Rave Mobile Safety Higher Education Summit Recap
This year, we hosted our annual Rave Summit virtually. Critical communications and safety professionals across all industries came together to share innovative strategies for keeping their communities, campuses and employees safe and informed during one of the most turbulent years in decades.
Designed for new clients, prospects, partners and long-time customers alike, Rave Summit attendees had direct access to industry professionals who shared trend forecasts, best practices and interactive breakout sessions that empowered and educated.
College and Universities across the country faced numerous struggles over the past year and a half due to the Coronavirus. Rave Summit hosted numerous Higher Education industry leaders and attendees were able to hear about how their peers are managing during this unprecedented time.
Some of our most popular Higher Education sessions included:
Higher Education Safety: One Size Does Not Fit All
Among other responsibilities, institutes of higher education must provide a safe environment for students, staff, faculty, and visitors. While colleges and universities share many of the same challenges related to meeting their safety mission, there are differences as well. Some of these are driven by the size of the institution. This session features higher education public safety and emergency management professionals representing campuses of various sizes to share their unique perspectives, challenges, and approaches.
- Chief Doug Roberts, Missouri University of Science & Technology
- Director of Emergency Management Floyd Johnson, Auburn University
- Emergency Management Program Manager Garrey “Grey” Martinez, University of Colorado Denver
- Senior Director of Emergency Management Emily Kies, Elgin Community College
Crisis Communications Strategy Higher Education
Garrey “Grey” Martinez, Emergency Management Program Manager at the University of Colorado Denver Anschutz Medical Campus presented on crisis communication strategies in higher education. Crisis communication in higher education has never required more diversity than it does today. The way, in which we deliver crisis communication, needs to be just as diverse as our populations. By adopting social media platforms such as Instagram, Twitter, and Facebook, and by utilizing the metrics in our crisis communication strategies, we can be much more effective in communicating with students, faculty, and staff before, during, and after a crisis situation.
Martinez presents that it is not just what platforms we use but also how we develop the phrasing and media within the messaging that matters. In today’s world, we are bombarded with emails and text messages. These tools have transformed into obligatory tasks and to-dos, which we often set aside until we are ready to address them. By diversifying where we communicate and how we communicate, we can deliver actionable guidance that is timely and effective for our campus communities.

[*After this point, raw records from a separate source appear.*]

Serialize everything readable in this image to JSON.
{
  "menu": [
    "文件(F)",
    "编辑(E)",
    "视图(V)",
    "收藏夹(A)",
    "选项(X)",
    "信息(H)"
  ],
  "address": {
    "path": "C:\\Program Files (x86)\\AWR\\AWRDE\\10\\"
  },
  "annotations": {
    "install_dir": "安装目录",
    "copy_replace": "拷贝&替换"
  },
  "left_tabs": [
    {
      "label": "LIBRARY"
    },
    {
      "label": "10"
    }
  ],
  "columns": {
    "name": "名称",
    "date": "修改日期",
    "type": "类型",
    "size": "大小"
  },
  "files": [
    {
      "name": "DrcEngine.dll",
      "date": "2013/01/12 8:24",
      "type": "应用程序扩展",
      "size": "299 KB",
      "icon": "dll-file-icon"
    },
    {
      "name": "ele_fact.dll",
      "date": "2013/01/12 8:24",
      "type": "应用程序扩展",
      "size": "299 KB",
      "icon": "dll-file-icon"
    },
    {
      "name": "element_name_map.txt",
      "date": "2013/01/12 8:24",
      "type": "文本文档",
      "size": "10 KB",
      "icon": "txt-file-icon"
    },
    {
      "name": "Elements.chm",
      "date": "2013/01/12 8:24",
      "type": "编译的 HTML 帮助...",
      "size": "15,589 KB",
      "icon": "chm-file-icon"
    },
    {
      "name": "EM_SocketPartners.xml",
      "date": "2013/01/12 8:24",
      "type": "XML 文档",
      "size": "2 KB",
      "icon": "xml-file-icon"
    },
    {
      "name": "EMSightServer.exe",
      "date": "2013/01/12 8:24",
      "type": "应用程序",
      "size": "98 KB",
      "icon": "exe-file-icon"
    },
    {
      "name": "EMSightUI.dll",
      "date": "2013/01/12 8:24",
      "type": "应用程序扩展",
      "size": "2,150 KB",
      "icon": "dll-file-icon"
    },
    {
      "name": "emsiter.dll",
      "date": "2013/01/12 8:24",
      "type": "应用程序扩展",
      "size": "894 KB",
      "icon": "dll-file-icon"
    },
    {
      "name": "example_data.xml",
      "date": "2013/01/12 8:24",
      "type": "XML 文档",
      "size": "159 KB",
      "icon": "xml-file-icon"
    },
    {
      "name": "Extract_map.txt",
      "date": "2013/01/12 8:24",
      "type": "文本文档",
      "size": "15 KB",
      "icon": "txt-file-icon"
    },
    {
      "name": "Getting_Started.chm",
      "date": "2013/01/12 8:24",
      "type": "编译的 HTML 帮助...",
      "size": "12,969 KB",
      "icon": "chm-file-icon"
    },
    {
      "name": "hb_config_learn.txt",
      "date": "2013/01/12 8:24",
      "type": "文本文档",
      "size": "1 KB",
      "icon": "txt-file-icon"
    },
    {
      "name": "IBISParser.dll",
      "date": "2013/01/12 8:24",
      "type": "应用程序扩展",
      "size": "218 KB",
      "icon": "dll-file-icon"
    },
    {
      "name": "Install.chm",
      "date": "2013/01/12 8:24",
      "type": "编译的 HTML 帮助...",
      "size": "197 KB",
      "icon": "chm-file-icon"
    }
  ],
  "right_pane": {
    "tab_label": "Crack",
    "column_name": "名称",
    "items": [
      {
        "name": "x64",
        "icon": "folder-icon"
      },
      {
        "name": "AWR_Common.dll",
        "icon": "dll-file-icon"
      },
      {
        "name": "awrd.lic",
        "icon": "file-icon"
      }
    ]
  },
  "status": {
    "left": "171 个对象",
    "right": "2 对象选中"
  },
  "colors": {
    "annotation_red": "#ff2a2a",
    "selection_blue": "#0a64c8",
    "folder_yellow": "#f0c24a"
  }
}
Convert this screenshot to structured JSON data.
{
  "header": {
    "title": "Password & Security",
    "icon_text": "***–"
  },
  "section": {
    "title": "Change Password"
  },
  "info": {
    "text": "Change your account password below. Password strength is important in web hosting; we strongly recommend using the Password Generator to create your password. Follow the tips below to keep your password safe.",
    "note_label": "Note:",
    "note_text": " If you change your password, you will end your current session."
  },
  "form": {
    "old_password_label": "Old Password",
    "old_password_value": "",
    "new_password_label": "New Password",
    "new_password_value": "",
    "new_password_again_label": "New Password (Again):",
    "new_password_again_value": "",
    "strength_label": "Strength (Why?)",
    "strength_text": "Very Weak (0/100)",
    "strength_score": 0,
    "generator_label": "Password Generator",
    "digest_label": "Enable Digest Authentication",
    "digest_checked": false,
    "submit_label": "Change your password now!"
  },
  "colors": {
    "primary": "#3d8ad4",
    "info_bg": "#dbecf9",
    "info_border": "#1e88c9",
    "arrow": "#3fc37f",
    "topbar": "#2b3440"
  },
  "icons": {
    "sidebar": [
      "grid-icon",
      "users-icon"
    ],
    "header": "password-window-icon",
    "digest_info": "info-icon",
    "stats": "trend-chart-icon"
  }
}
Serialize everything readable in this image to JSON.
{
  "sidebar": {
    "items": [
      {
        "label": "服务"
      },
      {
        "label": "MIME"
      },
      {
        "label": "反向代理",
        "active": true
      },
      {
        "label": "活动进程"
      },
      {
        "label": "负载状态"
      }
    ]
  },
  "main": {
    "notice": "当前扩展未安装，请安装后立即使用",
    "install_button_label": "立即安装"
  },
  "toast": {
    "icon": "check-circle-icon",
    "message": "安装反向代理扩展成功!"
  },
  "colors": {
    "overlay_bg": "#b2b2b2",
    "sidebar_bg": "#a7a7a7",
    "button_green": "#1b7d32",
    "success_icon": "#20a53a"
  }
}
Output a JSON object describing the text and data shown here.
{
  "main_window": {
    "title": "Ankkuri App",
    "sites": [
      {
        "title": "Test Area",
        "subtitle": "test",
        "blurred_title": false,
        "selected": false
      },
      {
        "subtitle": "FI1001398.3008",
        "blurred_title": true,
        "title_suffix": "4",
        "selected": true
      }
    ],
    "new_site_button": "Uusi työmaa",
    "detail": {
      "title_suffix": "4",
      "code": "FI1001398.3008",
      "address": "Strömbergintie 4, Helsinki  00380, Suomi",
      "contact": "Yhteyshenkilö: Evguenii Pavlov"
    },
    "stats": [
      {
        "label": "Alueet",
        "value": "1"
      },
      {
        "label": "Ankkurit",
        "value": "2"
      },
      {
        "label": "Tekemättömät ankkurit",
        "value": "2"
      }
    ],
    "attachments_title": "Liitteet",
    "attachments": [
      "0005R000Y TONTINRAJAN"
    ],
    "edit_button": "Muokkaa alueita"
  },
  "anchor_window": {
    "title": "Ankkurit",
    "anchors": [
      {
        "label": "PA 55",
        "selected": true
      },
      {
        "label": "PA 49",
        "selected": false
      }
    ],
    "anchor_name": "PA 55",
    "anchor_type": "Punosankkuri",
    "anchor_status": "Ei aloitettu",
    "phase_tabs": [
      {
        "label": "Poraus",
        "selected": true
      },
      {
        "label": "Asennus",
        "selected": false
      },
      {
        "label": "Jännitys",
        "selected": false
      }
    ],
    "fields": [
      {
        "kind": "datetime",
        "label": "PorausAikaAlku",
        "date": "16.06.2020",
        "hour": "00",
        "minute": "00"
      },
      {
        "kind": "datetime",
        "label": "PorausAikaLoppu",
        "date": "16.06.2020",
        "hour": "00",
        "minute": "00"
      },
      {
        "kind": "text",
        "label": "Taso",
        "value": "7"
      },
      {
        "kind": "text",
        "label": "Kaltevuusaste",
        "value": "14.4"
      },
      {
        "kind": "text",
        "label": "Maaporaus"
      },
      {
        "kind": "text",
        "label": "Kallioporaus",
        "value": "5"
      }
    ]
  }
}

We cannot wait to share more with you! Check back soon because we will be posting industry-specific session highlights each week. In the meantime, you can watch our showcase highlights to catch up on what you may have missed.